ENTRIES SUPPLIED
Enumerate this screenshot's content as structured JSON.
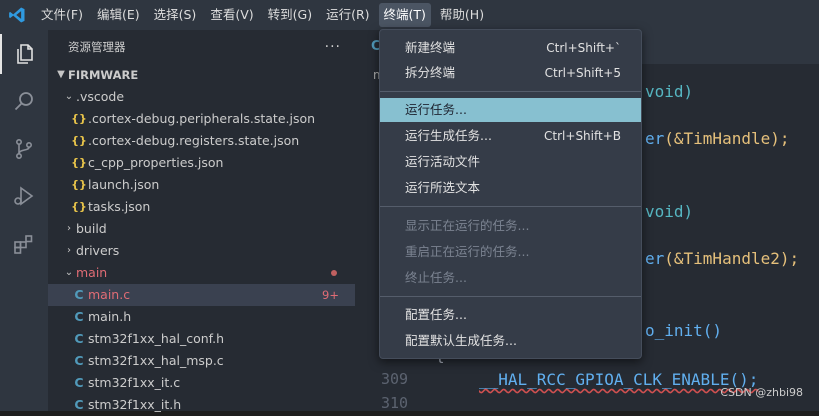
{
  "menubar": {
    "items": [
      {
        "label": "文件(F)"
      },
      {
        "label": "编辑(E)"
      },
      {
        "label": "选择(S)"
      },
      {
        "label": "查看(V)"
      },
      {
        "label": "转到(G)"
      },
      {
        "label": "运行(R)"
      },
      {
        "label": "终端(T)",
        "active": true
      },
      {
        "label": "帮助(H)"
      }
    ]
  },
  "activity_bar": {
    "icons": [
      "explorer-icon",
      "search-icon",
      "source-control-icon",
      "run-debug-icon",
      "extensions-icon"
    ]
  },
  "sidebar": {
    "title": "资源管理器",
    "more": "···",
    "root": "FIRMWARE",
    "tree": [
      {
        "label": ".vscode",
        "type": "folder",
        "open": true
      },
      {
        "label": ".cortex-debug.peripherals.state.json",
        "type": "json",
        "icon": "{}"
      },
      {
        "label": ".cortex-debug.registers.state.json",
        "type": "json",
        "icon": "{}"
      },
      {
        "label": "c_cpp_properties.json",
        "type": "json",
        "icon": "{}"
      },
      {
        "label": "launch.json",
        "type": "json",
        "icon": "{}"
      },
      {
        "label": "tasks.json",
        "type": "json",
        "icon": "{}"
      },
      {
        "label": "build",
        "type": "folder",
        "open": false
      },
      {
        "label": "drivers",
        "type": "folder",
        "open": false
      },
      {
        "label": "main",
        "type": "folder",
        "open": true,
        "modified": true
      },
      {
        "label": "main.c",
        "type": "c",
        "icon": "C",
        "selected": true,
        "badge": "9+"
      },
      {
        "label": "main.h",
        "type": "c",
        "icon": "C"
      },
      {
        "label": "stm32f1xx_hal_conf.h",
        "type": "c",
        "icon": "C"
      },
      {
        "label": "stm32f1xx_hal_msp.c",
        "type": "c",
        "icon": "C"
      },
      {
        "label": "stm32f1xx_it.c",
        "type": "c",
        "icon": "C"
      },
      {
        "label": "stm32f1xx_it.h",
        "type": "c",
        "icon": "C"
      }
    ]
  },
  "editor": {
    "tab_label": "C",
    "breadcrumb": "m",
    "code": {
      "line1": "void)",
      "line2_fn": "er",
      "line2_arg": "(&TimHandle);",
      "line3": "void)",
      "line4_fn": "er",
      "line4_arg": "(&TimHandle2);",
      "line5": "o_init()",
      "brace": "{",
      "macro": "__HAL_RCC_GPIOA_CLK_ENABLE();"
    },
    "line_numbers": [
      "309",
      "310"
    ],
    "watermark": "CSDN @zhbi98"
  },
  "terminal_menu": {
    "groups": [
      [
        {
          "label": "新建终端",
          "shortcut": "Ctrl+Shift+`"
        },
        {
          "label": "拆分终端",
          "shortcut": "Ctrl+Shift+5"
        }
      ],
      [
        {
          "label": "运行任务...",
          "shortcut": "",
          "highlight": true
        },
        {
          "label": "运行生成任务...",
          "shortcut": "Ctrl+Shift+B"
        },
        {
          "label": "运行活动文件",
          "shortcut": ""
        },
        {
          "label": "运行所选文本",
          "shortcut": ""
        }
      ],
      [
        {
          "label": "显示正在运行的任务...",
          "shortcut": "",
          "disabled": true
        },
        {
          "label": "重启正在运行的任务...",
          "shortcut": "",
          "disabled": true
        },
        {
          "label": "终止任务...",
          "shortcut": "",
          "disabled": true
        }
      ],
      [
        {
          "label": "配置任务...",
          "shortcut": ""
        },
        {
          "label": "配置默认生成任务...",
          "shortcut": ""
        }
      ]
    ]
  },
  "colors": {
    "menu_highlight": "#87c0d0",
    "c_file": "#519aba",
    "json_file": "#e8c44a",
    "modified": "#e06c75"
  }
}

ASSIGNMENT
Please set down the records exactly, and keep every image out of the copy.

OUTPUT BELOW
Enumerate this screenshot's content as structured JSON.
{
  "menubar": {
    "items": [
      {
        "label": "文件(F)"
      },
      {
        "label": "编辑(E)"
      },
      {
        "label": "选择(S)"
      },
      {
        "label": "查看(V)"
      },
      {
        "label": "转到(G)"
      },
      {
        "label": "运行(R)"
      },
      {
        "label": "终端(T)",
        "active": true
      },
      {
        "label": "帮助(H)"
      }
    ]
  },
  "activity_bar": {
    "icons": [
      "explorer-icon",
      "search-icon",
      "source-control-icon",
      "run-debug-icon",
      "extensions-icon"
    ]
  },
  "sidebar": {
    "title": "资源管理器",
    "more": "···",
    "root": "FIRMWARE",
    "tree": [
      {
        "label": ".vscode",
        "type": "folder",
        "open": true
      },
      {
        "label": ".cortex-debug.peripherals.state.json",
        "type": "json",
        "icon": "{}"
      },
      {
        "label": ".cortex-debug.registers.state.json",
        "type": "json",
        "icon": "{}"
      },
      {
        "label": "c_cpp_properties.json",
        "type": "json",
        "icon": "{}"
      },
      {
        "label": "launch.json",
        "type": "json",
        "icon": "{}"
      },
      {
        "label": "tasks.json",
        "type": "json",
        "icon": "{}"
      },
      {
        "label": "build",
        "type": "folder",
        "open": false
      },
      {
        "label": "drivers",
        "type": "folder",
        "open": false
      },
      {
        "label": "main",
        "type": "folder",
        "open": true,
        "modified": true
      },
      {
        "label": "main.c",
        "type": "c",
        "icon": "C",
        "selected": true,
        "badge": "9+"
      },
      {
        "label": "main.h",
        "type": "c",
        "icon": "C"
      },
      {
        "label": "stm32f1xx_hal_conf.h",
        "type": "c",
        "icon": "C"
      },
      {
        "label": "stm32f1xx_hal_msp.c",
        "type": "c",
        "icon": "C"
      },
      {
        "label": "stm32f1xx_it.c",
        "type": "c",
        "icon": "C"
      },
      {
        "label": "stm32f1xx_it.h",
        "type": "c",
        "icon": "C"
      }
    ]
  },
  "editor": {
    "tab_label": "C",
    "breadcrumb": "m",
    "code": {
      "line1": "void)",
      "line2_fn": "er",
      "line2_arg": "(&TimHandle);",
      "line3": "void)",
      "line4_fn": "er",
      "line4_arg": "(&TimHandle2);",
      "line5": "o_init()",
      "brace": "{",
      "macro": "__HAL_RCC_GPIOA_CLK_ENABLE();"
    },
    "line_numbers": [
      "309",
      "310"
    ],
    "watermark": "CSDN @zhbi98"
  },
  "terminal_menu": {
    "groups": [
      [
        {
          "label": "新建终端",
          "shortcut": "Ctrl+Shift+`"
        },
        {
          "label": "拆分终端",
          "shortcut": "Ctrl+Shift+5"
        }
      ],
      [
        {
          "label": "运行任务...",
          "shortcut": "",
          "highlight": true
        },
        {
          "label": "运行生成任务...",
          "shortcut": "Ctrl+Shift+B"
        },
        {
          "label": "运行活动文件",
          "shortcut": ""
        },
        {
          "label": "运行所选文本",
          "shortcut": ""
        }
      ],
      [
        {
          "label": "显示正在运行的任务...",
          "shortcut": "",
          "disabled": true
        },
        {
          "label": "重启正在运行的任务...",
          "shortcut": "",
          "disabled": true
        },
        {
          "label": "终止任务...",
          "shortcut": "",
          "disabled": true
        }
      ],
      [
        {
          "label": "配置任务...",
          "shortcut": ""
        },
        {
          "label": "配置默认生成任务...",
          "shortcut": ""
        }
      ]
    ]
  },
  "colors": {
    "menu_highlight": "#87c0d0",
    "c_file": "#519aba",
    "json_file": "#e8c44a",
    "modified": "#e06c75"
  }
}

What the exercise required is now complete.